Also, school-based health centers (SBHC) operate in the border region as a partnership between the school and a community health organization, such as a community health center or FQHC. SBHCs enable children with acute or chronic illnesses to attend school, but also work to improve their overall health and wellness of all school children through health screenings, health promotion, and disease prevention activities. Both FQHCs and SBHCs are actively working to address healthcare issues that are found in the border region. For additional information about Health Centers, see HRSA's What is a Health Center? and RHIhub's topic guide Federally Qualified Health Centers.

Are there recruitment incentive programs available to primary care physicians and other healthcare professionals who work in the United States in the U.S.-Mexico border region?

More than half of the counties located in the U.S.-Mexico border region are federally designated as Medically Underserved Areas (MUAs) and/or Health Professional Shortage Areas (HPSAs), making a large portion of this region eligible for participation in the National Health Service Corps (NHSC) program.

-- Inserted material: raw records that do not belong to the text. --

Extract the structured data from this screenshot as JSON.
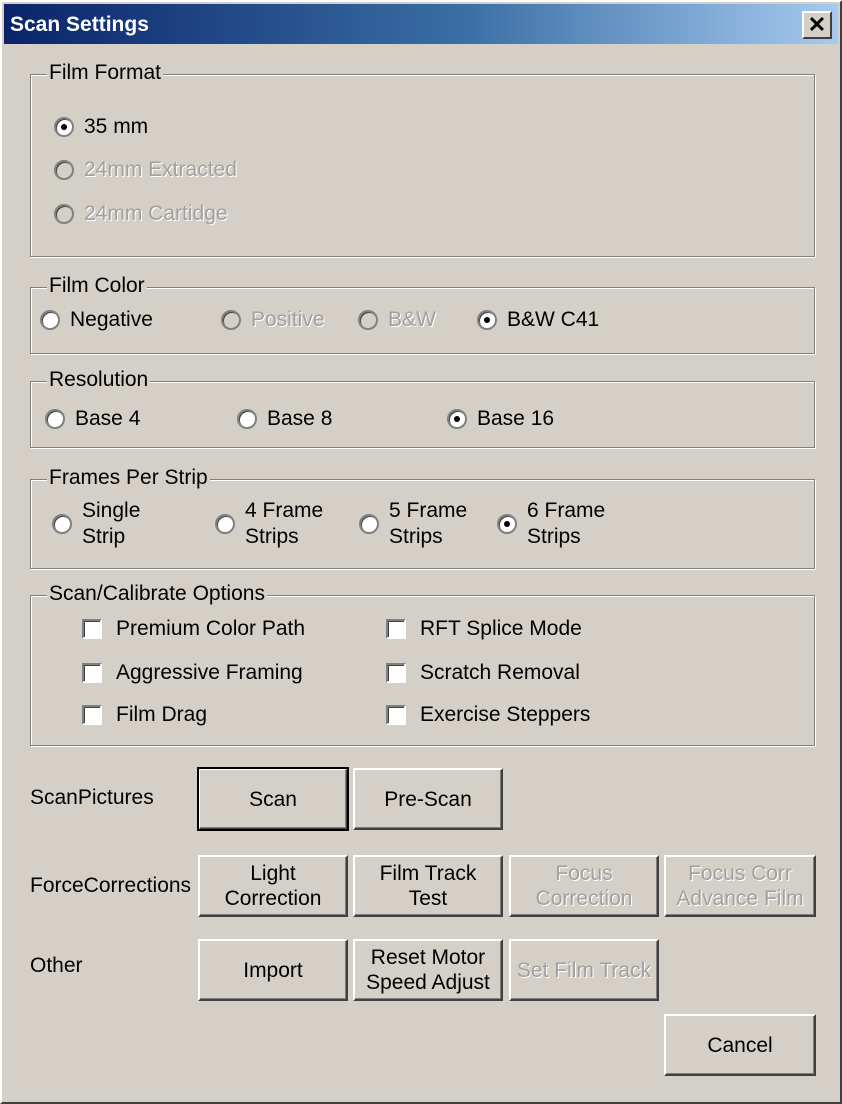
{
  "window": {
    "title": "Scan Settings",
    "close_glyph": "✕"
  },
  "film_format": {
    "label": "Film Format",
    "options": [
      {
        "label": "35 mm",
        "selected": true,
        "enabled": true
      },
      {
        "label": "24mm Extracted",
        "selected": false,
        "enabled": false
      },
      {
        "label": "24mm Cartidge",
        "selected": false,
        "enabled": false
      }
    ]
  },
  "film_color": {
    "label": "Film Color",
    "options": [
      {
        "label": "Negative",
        "selected": false,
        "enabled": true
      },
      {
        "label": "Positive",
        "selected": false,
        "enabled": false
      },
      {
        "label": "B&W",
        "selected": false,
        "enabled": false
      },
      {
        "label": "B&W C41",
        "selected": true,
        "enabled": true
      }
    ]
  },
  "resolution": {
    "label": "Resolution",
    "options": [
      {
        "label": "Base 4",
        "selected": false
      },
      {
        "label": "Base 8",
        "selected": false
      },
      {
        "label": "Base 16",
        "selected": true
      }
    ]
  },
  "frames_per_strip": {
    "label": "Frames Per Strip",
    "options": [
      {
        "line1": "Single",
        "line2": "Strip",
        "selected": false
      },
      {
        "line1": "4 Frame",
        "line2": "Strips",
        "selected": false
      },
      {
        "line1": "5 Frame",
        "line2": "Strips",
        "selected": false
      },
      {
        "line1": "6 Frame",
        "line2": "Strips",
        "selected": true
      }
    ]
  },
  "scan_options": {
    "label": "Scan/Calibrate Options",
    "items": [
      {
        "label": "Premium Color Path",
        "checked": false
      },
      {
        "label": "RFT Splice Mode",
        "checked": false
      },
      {
        "label": "Aggressive Framing",
        "checked": false
      },
      {
        "label": "Scratch Removal",
        "checked": false
      },
      {
        "label": "Film Drag",
        "checked": false
      },
      {
        "label": "Exercise Steppers",
        "checked": false
      }
    ]
  },
  "scan_pictures": {
    "label": "ScanPictures",
    "scan": "Scan",
    "prescan": "Pre-Scan"
  },
  "force_corrections": {
    "label": "ForceCorrections",
    "light_1": "Light",
    "light_2": "Correction",
    "track_1": "Film Track",
    "track_2": "Test",
    "focus_1": "Focus",
    "focus_2": "Correction",
    "focus_adv_1": "Focus Corr",
    "focus_adv_2": "Advance Film"
  },
  "other": {
    "label": "Other",
    "import": "Import",
    "reset_1": "Reset Motor",
    "reset_2": "Speed Adjust",
    "set_track": "Set Film Track"
  },
  "cancel": "Cancel"
}
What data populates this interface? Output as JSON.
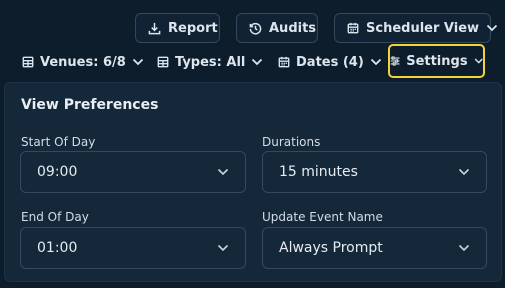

The NHSC offers scholarships and loan repayment programs for primary care medical, dental, and mental or behavioral health professionals in exchange for a 2-year obligation to work in an approved NHSC site that is a HPSA or MUA. For more information about the NHSC and other types of loan forgiveness and loan repayment programs for students and healthcare professionals willing to work in rural and underserved areas, see RHIhub's topic guide Scholarships, Loans, and Loan Repayment for Rural Health Professions.

The Conrad State 30 Program addresses physician shortages in rural areas by allowing U.S. state health departments to request J-1 Visa Waivers for foreign physicians who agree to work in federally designated Health Professional Shortage Areas or Medically Underserved Areas. This program is only available to international medical graduates who have completed their residency or fellowship in the United States. It waives the 2-year home residency requirement allowing the physician to stay in the U.S. See the RHIhub's topic guide Rural J-1 Visa Waivers.

States in the border region may offer specific funding programs to support the recruitment of physicians and/or other healthcare providers to rural communities, including border areas, by granting student loan reimbursements, scholarships, or stipend payments to eligible professionals. For a list of these programs, see the Funding & Opportunities section for each state in the border region.

What kinds of funding programs are appropriate for the ongoing development of healthcare programs and services in the U.S.-Mexico border region?

The border region faces many challenges restricting access to healthcare, not only due to the shortage of providers, but also due to several adverse social determinants of health. These adverse factors include:

  • Poverty
  • Limited English proficiency
  • Inadequate housing
  • Lack of nutritious food
  • Poor sanitation
  • Limited water supply

Funding programs focused on addressing these challenges and/or reducing or eliminating the social factors that contribute to poor health would be most appropriate in effecting change in this region. Visit the following topics within RHIhub Funding & Opportunities section for programs that address key social factors:

For a list of state-specific programs see the Funding & Opportunities by State section for each state in the border region.

Last Reviewed: 9/19/2019